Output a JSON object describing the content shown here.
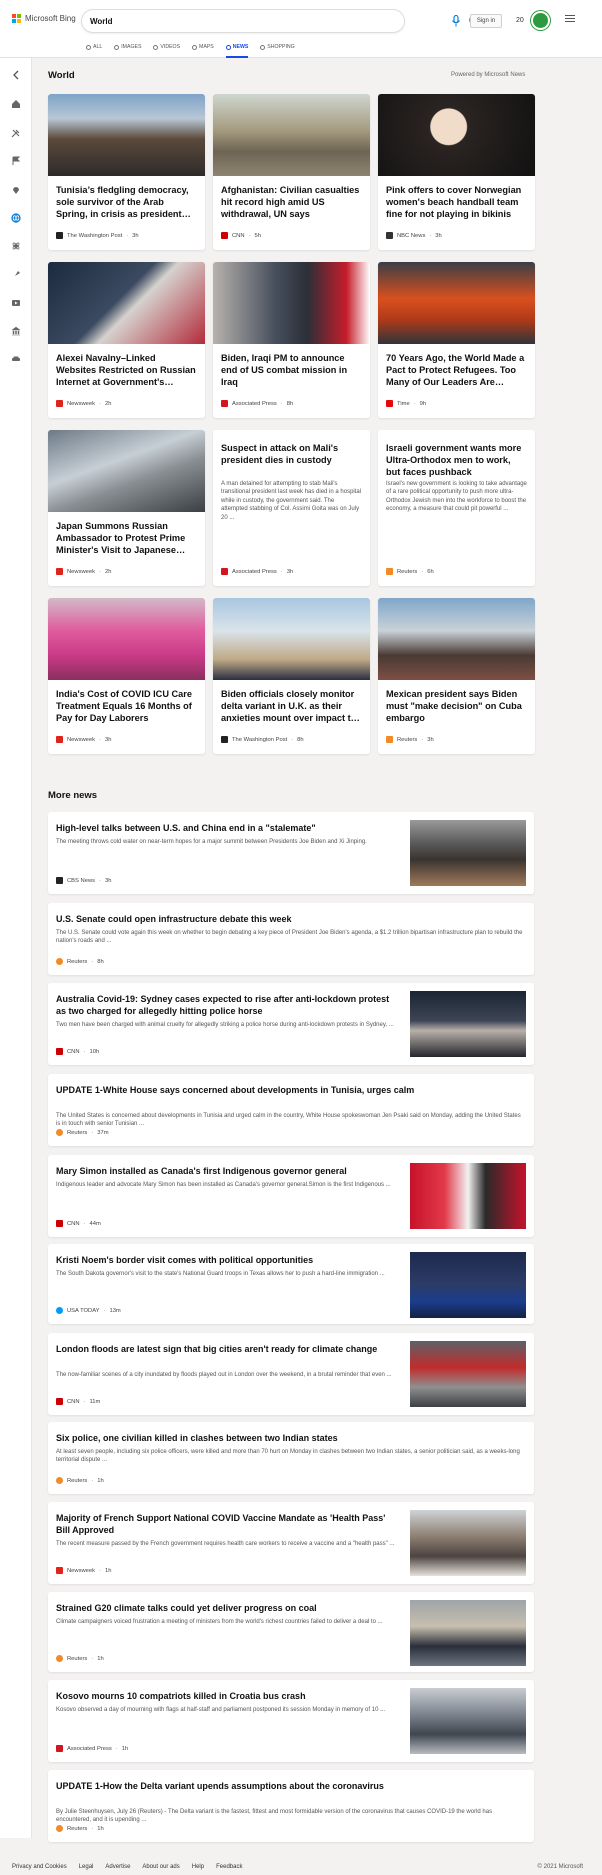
{
  "header": {
    "brand": "Microsoft Bing",
    "search_value": "World",
    "signin_label": "Sign in",
    "rewards_count": "20",
    "scopes": [
      {
        "label": "ALL",
        "active": false
      },
      {
        "label": "IMAGES",
        "active": false
      },
      {
        "label": "VIDEOS",
        "active": false
      },
      {
        "label": "MAPS",
        "active": false
      },
      {
        "label": "NEWS",
        "active": true
      },
      {
        "label": "SHOPPING",
        "active": false
      }
    ]
  },
  "sidebar_icons": [
    "back-arrow-icon",
    "home-icon",
    "tools-icon",
    "flag-icon",
    "location-pin-icon",
    "globe-icon",
    "science-icon",
    "rocket-icon",
    "entertainment-icon",
    "bank-icon",
    "car-icon"
  ],
  "section": {
    "title": "World",
    "powered_by": "Powered by Microsoft News"
  },
  "cards": [
    {
      "headline": "Tunisia’s fledgling democracy, sole survivor of the Arab Spring, in crisis as president…",
      "snippet": "",
      "provider": "The Washington Post",
      "age": "3h",
      "logo_color": "#222222"
    },
    {
      "headline": "Afghanistan: Civilian casualties hit record high amid US withdrawal, UN says",
      "snippet": "",
      "provider": "CNN",
      "age": "5h",
      "logo_color": "#cc0000"
    },
    {
      "headline": "Pink offers to cover Norwegian women's beach handball team fine for not playing in bikinis",
      "snippet": "",
      "provider": "NBC News",
      "age": "3h",
      "logo_color": "#333333"
    },
    {
      "headline": "Alexei Navalny–Linked Websites Restricted on Russian Internet at Government's…",
      "snippet": "",
      "provider": "Newsweek",
      "age": "2h",
      "logo_color": "#e2231a"
    },
    {
      "headline": "Biden, Iraqi PM to announce end of US combat mission in Iraq",
      "snippet": "",
      "provider": "Associated Press",
      "age": "8h",
      "logo_color": "#d4151f"
    },
    {
      "headline": "70 Years Ago, the World Made a Pact to Protect Refugees. Too Many of Our Leaders Are…",
      "snippet": "",
      "provider": "Time",
      "age": "9h",
      "logo_color": "#e90606"
    },
    {
      "headline": "Japan Summons Russian Ambassador to Protest Prime Minister's Visit to Japanese…",
      "snippet": "",
      "provider": "Newsweek",
      "age": "2h",
      "logo_color": "#e2231a"
    },
    {
      "headline": "Suspect in attack on Mali's president dies in custody",
      "snippet": "A man detained for attempting to stab Mali's transitional president last week has died in a hospital while in custody, the government said. The attempted stabbing of Col. Assimi Goita was on July 20 ...",
      "provider": "Associated Press",
      "age": "3h",
      "logo_color": "#d4151f"
    },
    {
      "headline": "Israeli government wants more Ultra-Orthodox men to work, but faces pushback",
      "snippet": "Israel's new government is looking to take advantage of a rare political opportunity to push more ultra-Orthodox Jewish men into the workforce to boost the economy, a measure that could pit powerful ...",
      "provider": "Reuters",
      "age": "6h",
      "logo_color": "#f28a25"
    },
    {
      "headline": "India's Cost of COVID ICU Care Treatment Equals 16 Months of Pay for Day Laborers",
      "snippet": "",
      "provider": "Newsweek",
      "age": "3h",
      "logo_color": "#e2231a"
    },
    {
      "headline": "Biden officials closely monitor delta variant in U.K. as their anxieties mount over impact t…",
      "snippet": "",
      "provider": "The Washington Post",
      "age": "8h",
      "logo_color": "#222222"
    },
    {
      "headline": "Mexican president says Biden must \"make decision\" on Cuba embargo",
      "snippet": "",
      "provider": "Reuters",
      "age": "3h",
      "logo_color": "#f28a25"
    }
  ],
  "more_news": {
    "title": "More news",
    "items": [
      {
        "title": "High-level talks between U.S. and China end in a \"stalemate\"",
        "snippet": "The meeting throws cold water on near-term hopes for a major summit between Presidents Joe Biden and Xi Jinping.",
        "provider": "CBS News",
        "age": "3h",
        "logo_color": "#222222",
        "has_image": true
      },
      {
        "title": "U.S. Senate could open infrastructure debate this week",
        "snippet": "The U.S. Senate could vote again this week on whether to begin debating a key piece of President Joe Biden's agenda, a $1.2 trillion bipartisan infrastructure plan to rebuild the nation's roads and ...",
        "provider": "Reuters",
        "age": "8h",
        "logo_color": "#f28a25",
        "has_image": false
      },
      {
        "title": "Australia Covid-19: Sydney cases expected to rise after anti-lockdown protest as two charged for allegedly hitting police horse",
        "snippet": "Two men have been charged with animal cruelty for allegedly striking a police horse during anti-lockdown protests in Sydney, ...",
        "provider": "CNN",
        "age": "10h",
        "logo_color": "#cc0000",
        "has_image": true
      },
      {
        "title": "UPDATE 1-White House says concerned about developments in Tunisia, urges calm",
        "snippet": "The United States is concerned about developments in Tunisia and urged calm in the country, White House spokeswoman Jen Psaki said on Monday, adding the United States is in touch with senior Tunisian ...",
        "provider": "Reuters",
        "age": "37m",
        "logo_color": "#f28a25",
        "has_image": false
      },
      {
        "title": "Mary Simon installed as Canada's first Indigenous governor general",
        "snippet": "Indigenous leader and advocate Mary Simon has been installed as Canada's governor general.Simon is the first Indigenous ...",
        "provider": "CNN",
        "age": "44m",
        "logo_color": "#cc0000",
        "has_image": true
      },
      {
        "title": "Kristi Noem's border visit comes with political opportunities",
        "snippet": "The South Dakota governor's visit to the state's National Guard troops in Texas allows her to push a hard-line immigration ...",
        "provider": "USA TODAY",
        "age": "13m",
        "logo_color": "#009bff",
        "has_image": true
      },
      {
        "title": "London floods are latest sign that big cities aren't ready for climate change",
        "snippet": "The now-familiar scenes of a city inundated by floods played out in London over the weekend, in a brutal reminder that even ...",
        "provider": "CNN",
        "age": "11m",
        "logo_color": "#cc0000",
        "has_image": true
      },
      {
        "title": "Six police, one civilian killed in clashes between two Indian states",
        "snippet": "At least seven people, including six police officers, were killed and more than 70 hurt on Monday in clashes between two Indian states, a senior politician said, as a weeks-long territorial dispute ...",
        "provider": "Reuters",
        "age": "1h",
        "logo_color": "#f28a25",
        "has_image": false
      },
      {
        "title": "Majority of French Support National COVID Vaccine Mandate as 'Health Pass' Bill Approved",
        "snippet": "The recent measure passed by the French government requires health care workers to receive a vaccine and a \"health pass\" ...",
        "provider": "Newsweek",
        "age": "1h",
        "logo_color": "#e2231a",
        "has_image": true
      },
      {
        "title": "Strained G20 climate talks could yet deliver progress on coal",
        "snippet": "Climate campaigners voiced frustration a meeting of ministers from the world's richest countries failed to deliver a deal to ...",
        "provider": "Reuters",
        "age": "1h",
        "logo_color": "#f28a25",
        "has_image": true
      },
      {
        "title": "Kosovo mourns 10 compatriots killed in Croatia bus crash",
        "snippet": "Kosovo observed a day of mourning with flags at half-staff and parliament postponed its session Monday in memory of 10 ...",
        "provider": "Associated Press",
        "age": "1h",
        "logo_color": "#d4151f",
        "has_image": true
      },
      {
        "title": "UPDATE 1-How the Delta variant upends assumptions about the coronavirus",
        "snippet": "By Julie Steenhuysen, July 26 (Reuters) - The Delta variant is the fastest, fittest and most formidable version of the coronavirus that causes COVID-19 the world has encountered, and it is upending ...",
        "provider": "Reuters",
        "age": "1h",
        "logo_color": "#f28a25",
        "has_image": false
      }
    ]
  },
  "footer": {
    "links": [
      "Privacy and Cookies",
      "Legal",
      "Advertise",
      "About our ads",
      "Help",
      "Feedback"
    ],
    "copyright": "© 2021 Microsoft"
  },
  "colors": {
    "accent": "#174ae4",
    "bing_blue": "#0078d4",
    "rewards_green": "#2c9a3f"
  }
}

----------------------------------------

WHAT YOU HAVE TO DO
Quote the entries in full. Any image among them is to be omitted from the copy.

WRITTEN SOLUTION
Output a JSON object describing the content shown here.
{
  "header": {
    "brand": "Microsoft Bing",
    "search_value": "World",
    "signin_label": "Sign in",
    "rewards_count": "20",
    "scopes": [
      {
        "label": "ALL",
        "active": false
      },
      {
        "label": "IMAGES",
        "active": false
      },
      {
        "label": "VIDEOS",
        "active": false
      },
      {
        "label": "MAPS",
        "active": false
      },
      {
        "label": "NEWS",
        "active": true
      },
      {
        "label": "SHOPPING",
        "active": false
      }
    ]
  },
  "sidebar_icons": [
    "back-arrow-icon",
    "home-icon",
    "tools-icon",
    "flag-icon",
    "location-pin-icon",
    "globe-icon",
    "science-icon",
    "rocket-icon",
    "entertainment-icon",
    "bank-icon",
    "car-icon"
  ],
  "section": {
    "title": "World",
    "powered_by": "Powered by Microsoft News"
  },
  "cards": [
    {
      "headline": "Tunisia’s fledgling democracy, sole survivor of the Arab Spring, in crisis as president…",
      "snippet": "",
      "provider": "The Washington Post",
      "age": "3h",
      "logo_color": "#222222"
    },
    {
      "headline": "Afghanistan: Civilian casualties hit record high amid US withdrawal, UN says",
      "snippet": "",
      "provider": "CNN",
      "age": "5h",
      "logo_color": "#cc0000"
    },
    {
      "headline": "Pink offers to cover Norwegian women's beach handball team fine for not playing in bikinis",
      "snippet": "",
      "provider": "NBC News",
      "age": "3h",
      "logo_color": "#333333"
    },
    {
      "headline": "Alexei Navalny–Linked Websites Restricted on Russian Internet at Government's…",
      "snippet": "",
      "provider": "Newsweek",
      "age": "2h",
      "logo_color": "#e2231a"
    },
    {
      "headline": "Biden, Iraqi PM to announce end of US combat mission in Iraq",
      "snippet": "",
      "provider": "Associated Press",
      "age": "8h",
      "logo_color": "#d4151f"
    },
    {
      "headline": "70 Years Ago, the World Made a Pact to Protect Refugees. Too Many of Our Leaders Are…",
      "snippet": "",
      "provider": "Time",
      "age": "9h",
      "logo_color": "#e90606"
    },
    {
      "headline": "Japan Summons Russian Ambassador to Protest Prime Minister's Visit to Japanese…",
      "snippet": "",
      "provider": "Newsweek",
      "age": "2h",
      "logo_color": "#e2231a"
    },
    {
      "headline": "Suspect in attack on Mali's president dies in custody",
      "snippet": "A man detained for attempting to stab Mali's transitional president last week has died in a hospital while in custody, the government said. The attempted stabbing of Col. Assimi Goita was on July 20 ...",
      "provider": "Associated Press",
      "age": "3h",
      "logo_color": "#d4151f"
    },
    {
      "headline": "Israeli government wants more Ultra-Orthodox men to work, but faces pushback",
      "snippet": "Israel's new government is looking to take advantage of a rare political opportunity to push more ultra-Orthodox Jewish men into the workforce to boost the economy, a measure that could pit powerful ...",
      "provider": "Reuters",
      "age": "6h",
      "logo_color": "#f28a25"
    },
    {
      "headline": "India's Cost of COVID ICU Care Treatment Equals 16 Months of Pay for Day Laborers",
      "snippet": "",
      "provider": "Newsweek",
      "age": "3h",
      "logo_color": "#e2231a"
    },
    {
      "headline": "Biden officials closely monitor delta variant in U.K. as their anxieties mount over impact t…",
      "snippet": "",
      "provider": "The Washington Post",
      "age": "8h",
      "logo_color": "#222222"
    },
    {
      "headline": "Mexican president says Biden must \"make decision\" on Cuba embargo",
      "snippet": "",
      "provider": "Reuters",
      "age": "3h",
      "logo_color": "#f28a25"
    }
  ],
  "more_news": {
    "title": "More news",
    "items": [
      {
        "title": "High-level talks between U.S. and China end in a \"stalemate\"",
        "snippet": "The meeting throws cold water on near-term hopes for a major summit between Presidents Joe Biden and Xi Jinping.",
        "provider": "CBS News",
        "age": "3h",
        "logo_color": "#222222",
        "has_image": true
      },
      {
        "title": "U.S. Senate could open infrastructure debate this week",
        "snippet": "The U.S. Senate could vote again this week on whether to begin debating a key piece of President Joe Biden's agenda, a $1.2 trillion bipartisan infrastructure plan to rebuild the nation's roads and ...",
        "provider": "Reuters",
        "age": "8h",
        "logo_color": "#f28a25",
        "has_image": false
      },
      {
        "title": "Australia Covid-19: Sydney cases expected to rise after anti-lockdown protest as two charged for allegedly hitting police horse",
        "snippet": "Two men have been charged with animal cruelty for allegedly striking a police horse during anti-lockdown protests in Sydney, ...",
        "provider": "CNN",
        "age": "10h",
        "logo_color": "#cc0000",
        "has_image": true
      },
      {
        "title": "UPDATE 1-White House says concerned about developments in Tunisia, urges calm",
        "snippet": "The United States is concerned about developments in Tunisia and urged calm in the country, White House spokeswoman Jen Psaki said on Monday, adding the United States is in touch with senior Tunisian ...",
        "provider": "Reuters",
        "age": "37m",
        "logo_color": "#f28a25",
        "has_image": false
      },
      {
        "title": "Mary Simon installed as Canada's first Indigenous governor general",
        "snippet": "Indigenous leader and advocate Mary Simon has been installed as Canada's governor general.Simon is the first Indigenous ...",
        "provider": "CNN",
        "age": "44m",
        "logo_color": "#cc0000",
        "has_image": true
      },
      {
        "title": "Kristi Noem's border visit comes with political opportunities",
        "snippet": "The South Dakota governor's visit to the state's National Guard troops in Texas allows her to push a hard-line immigration ...",
        "provider": "USA TODAY",
        "age": "13m",
        "logo_color": "#009bff",
        "has_image": true
      },
      {
        "title": "London floods are latest sign that big cities aren't ready for climate change",
        "snippet": "The now-familiar scenes of a city inundated by floods played out in London over the weekend, in a brutal reminder that even ...",
        "provider": "CNN",
        "age": "11m",
        "logo_color": "#cc0000",
        "has_image": true
      },
      {
        "title": "Six police, one civilian killed in clashes between two Indian states",
        "snippet": "At least seven people, including six police officers, were killed and more than 70 hurt on Monday in clashes between two Indian states, a senior politician said, as a weeks-long territorial dispute ...",
        "provider": "Reuters",
        "age": "1h",
        "logo_color": "#f28a25",
        "has_image": false
      },
      {
        "title": "Majority of French Support National COVID Vaccine Mandate as 'Health Pass' Bill Approved",
        "snippet": "The recent measure passed by the French government requires health care workers to receive a vaccine and a \"health pass\" ...",
        "provider": "Newsweek",
        "age": "1h",
        "logo_color": "#e2231a",
        "has_image": true
      },
      {
        "title": "Strained G20 climate talks could yet deliver progress on coal",
        "snippet": "Climate campaigners voiced frustration a meeting of ministers from the world's richest countries failed to deliver a deal to ...",
        "provider": "Reuters",
        "age": "1h",
        "logo_color": "#f28a25",
        "has_image": true
      },
      {
        "title": "Kosovo mourns 10 compatriots killed in Croatia bus crash",
        "snippet": "Kosovo observed a day of mourning with flags at half-staff and parliament postponed its session Monday in memory of 10 ...",
        "provider": "Associated Press",
        "age": "1h",
        "logo_color": "#d4151f",
        "has_image": true
      },
      {
        "title": "UPDATE 1-How the Delta variant upends assumptions about the coronavirus",
        "snippet": "By Julie Steenhuysen, July 26 (Reuters) - The Delta variant is the fastest, fittest and most formidable version of the coronavirus that causes COVID-19 the world has encountered, and it is upending ...",
        "provider": "Reuters",
        "age": "1h",
        "logo_color": "#f28a25",
        "has_image": false
      }
    ]
  },
  "footer": {
    "links": [
      "Privacy and Cookies",
      "Legal",
      "Advertise",
      "About our ads",
      "Help",
      "Feedback"
    ],
    "copyright": "© 2021 Microsoft"
  },
  "colors": {
    "accent": "#174ae4",
    "bing_blue": "#0078d4",
    "rewards_green": "#2c9a3f"
  }
}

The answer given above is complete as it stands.